Already, attorneys general and top environmental regulators from 15 states have written to leaders in Congress demanding changes.
“Our future work depends on striking the right balance to strengthen the U.S. Environmental Protection Agency’s abilities and funding, without limiting state powers in creating and enforcing needed protections,” said aletter, obtained by The New York Times, sent by the top environmental regulators in California, Connecticut, Minnesota, New Hampshire, New York, Oregon, Washington and West Virginia.
Some of the most vociferous objections relate to the so-called Monsanto Clause. The provision does not mention the company by name, but between the early 1930s and 1977, Monsanto manufactured almost all of the 1.25 billion pounds of PCBs sold in the United States.
The chemicals were initially admired for their ability to prevent fires and explosions in electrical transformers and other equipment. But as the use of PCBs skyrocketed nationwide in products as varied as paints, pesticides and even carbonless copy paper, evidence mounted that they were contaminating the environment and potentially causing health problemsincluding cancer and immune-system complications. The E.P.A. banned their production in 1979.
PCB litigation has surged in the last year as cities and school systems struggle to comply with directives from federal and state regulators to reduce PCB levels in sewer discharge and in caulk once used to construct schools. Separately, a group of individuals who received diagnoses of a form of cancer known as non-Hodgkin’s lymphoma sued Monsanto last year, claiming the company should pay damages.
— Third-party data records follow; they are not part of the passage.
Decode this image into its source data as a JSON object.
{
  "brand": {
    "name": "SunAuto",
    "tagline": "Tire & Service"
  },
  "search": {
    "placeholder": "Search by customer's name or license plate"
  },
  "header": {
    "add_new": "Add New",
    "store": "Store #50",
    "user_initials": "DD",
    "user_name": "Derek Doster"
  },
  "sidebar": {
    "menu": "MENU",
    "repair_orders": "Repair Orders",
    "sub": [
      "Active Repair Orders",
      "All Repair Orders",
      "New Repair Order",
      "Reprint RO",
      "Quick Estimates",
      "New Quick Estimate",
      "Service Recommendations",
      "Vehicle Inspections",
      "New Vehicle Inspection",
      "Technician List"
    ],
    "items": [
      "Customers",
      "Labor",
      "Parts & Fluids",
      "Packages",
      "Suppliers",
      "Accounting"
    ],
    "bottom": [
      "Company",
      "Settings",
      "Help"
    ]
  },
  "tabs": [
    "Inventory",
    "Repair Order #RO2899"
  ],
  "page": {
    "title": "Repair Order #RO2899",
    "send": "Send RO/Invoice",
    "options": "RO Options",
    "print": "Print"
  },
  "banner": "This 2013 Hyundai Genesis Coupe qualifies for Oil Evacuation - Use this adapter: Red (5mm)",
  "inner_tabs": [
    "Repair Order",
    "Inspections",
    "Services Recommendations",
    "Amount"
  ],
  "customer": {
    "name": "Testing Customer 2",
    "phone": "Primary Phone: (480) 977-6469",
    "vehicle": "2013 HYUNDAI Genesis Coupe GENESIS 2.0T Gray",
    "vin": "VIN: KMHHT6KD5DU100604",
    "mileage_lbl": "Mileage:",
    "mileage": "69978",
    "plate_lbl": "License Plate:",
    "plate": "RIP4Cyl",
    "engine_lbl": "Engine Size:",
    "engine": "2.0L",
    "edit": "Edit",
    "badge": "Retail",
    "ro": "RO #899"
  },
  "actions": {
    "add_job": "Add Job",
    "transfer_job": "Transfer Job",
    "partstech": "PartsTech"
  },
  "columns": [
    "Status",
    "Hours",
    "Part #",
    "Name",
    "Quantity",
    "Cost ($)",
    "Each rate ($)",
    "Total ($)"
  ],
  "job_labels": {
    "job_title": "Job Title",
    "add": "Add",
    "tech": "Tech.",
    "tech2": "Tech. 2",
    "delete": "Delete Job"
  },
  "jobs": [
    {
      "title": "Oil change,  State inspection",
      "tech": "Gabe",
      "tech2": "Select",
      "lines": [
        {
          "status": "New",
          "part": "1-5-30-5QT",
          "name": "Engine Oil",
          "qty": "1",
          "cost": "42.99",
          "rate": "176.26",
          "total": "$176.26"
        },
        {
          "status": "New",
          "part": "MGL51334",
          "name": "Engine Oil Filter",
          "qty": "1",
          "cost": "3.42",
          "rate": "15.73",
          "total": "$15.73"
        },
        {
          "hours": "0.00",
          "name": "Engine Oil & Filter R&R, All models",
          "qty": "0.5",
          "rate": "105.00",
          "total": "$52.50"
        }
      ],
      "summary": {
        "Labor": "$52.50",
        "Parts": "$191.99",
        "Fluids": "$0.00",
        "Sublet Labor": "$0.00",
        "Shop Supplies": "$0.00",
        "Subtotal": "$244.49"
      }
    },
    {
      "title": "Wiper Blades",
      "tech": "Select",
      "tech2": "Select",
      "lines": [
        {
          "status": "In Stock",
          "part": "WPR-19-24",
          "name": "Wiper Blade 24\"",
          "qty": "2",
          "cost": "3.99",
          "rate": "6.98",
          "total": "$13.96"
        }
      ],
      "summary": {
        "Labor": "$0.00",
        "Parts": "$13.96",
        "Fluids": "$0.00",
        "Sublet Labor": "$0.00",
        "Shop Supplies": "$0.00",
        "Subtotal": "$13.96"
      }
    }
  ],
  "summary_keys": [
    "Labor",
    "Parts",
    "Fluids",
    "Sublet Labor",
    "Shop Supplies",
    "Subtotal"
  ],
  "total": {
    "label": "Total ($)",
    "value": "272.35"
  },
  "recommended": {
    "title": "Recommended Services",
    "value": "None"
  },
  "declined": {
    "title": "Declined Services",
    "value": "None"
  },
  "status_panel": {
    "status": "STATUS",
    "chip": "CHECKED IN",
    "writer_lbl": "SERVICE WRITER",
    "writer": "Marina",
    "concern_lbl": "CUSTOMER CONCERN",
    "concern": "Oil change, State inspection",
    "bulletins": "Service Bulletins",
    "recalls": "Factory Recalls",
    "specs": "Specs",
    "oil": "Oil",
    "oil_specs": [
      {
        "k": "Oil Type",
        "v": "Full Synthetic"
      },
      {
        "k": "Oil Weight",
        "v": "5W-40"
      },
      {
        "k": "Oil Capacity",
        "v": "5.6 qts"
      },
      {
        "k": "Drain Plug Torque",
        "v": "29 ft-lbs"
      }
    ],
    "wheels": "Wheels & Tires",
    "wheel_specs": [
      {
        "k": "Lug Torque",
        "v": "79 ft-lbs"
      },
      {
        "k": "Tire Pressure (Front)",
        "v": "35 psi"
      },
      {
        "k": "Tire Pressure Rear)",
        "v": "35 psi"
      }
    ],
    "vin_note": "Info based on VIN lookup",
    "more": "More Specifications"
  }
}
The Senate Environment and Public Works Committee, in a June reportaccompanying its version of the legislation, asserted that neither existing toxic chemical law nor any revisions pending in Congress should be seen as a way to “pre-empt, displace or supplant” the right to sue for damages in lawsuits like the ones filed against Monsanto.
The House also voted to preserve the right to sue if individuals or local governments believe they have been harmed by a chemical, regardless of future federal regulations of the substance. But a critical paragraph added to the House bill in late May made sure past regulatory requirements by the E.P.A. would continue to disqualify legal claims, and it specifically referred to the section of the 1976 toxic chemical law governing PCBs, giving Monsanto clearer authority in the future to ask judges to dismiss lawsuits filed against it.
Congressional aides involved in the drafting said the language was inserted at the request of Republican staff members at the House Energy and Commerce Committee. One Republican committee aide disputed any suggestion that this was a gift to Monsanto, but he said he was not allowed to discuss the issue on the record.
And Ms. Lord, the Monsanto spokeswoman, said the company did not ask for the change.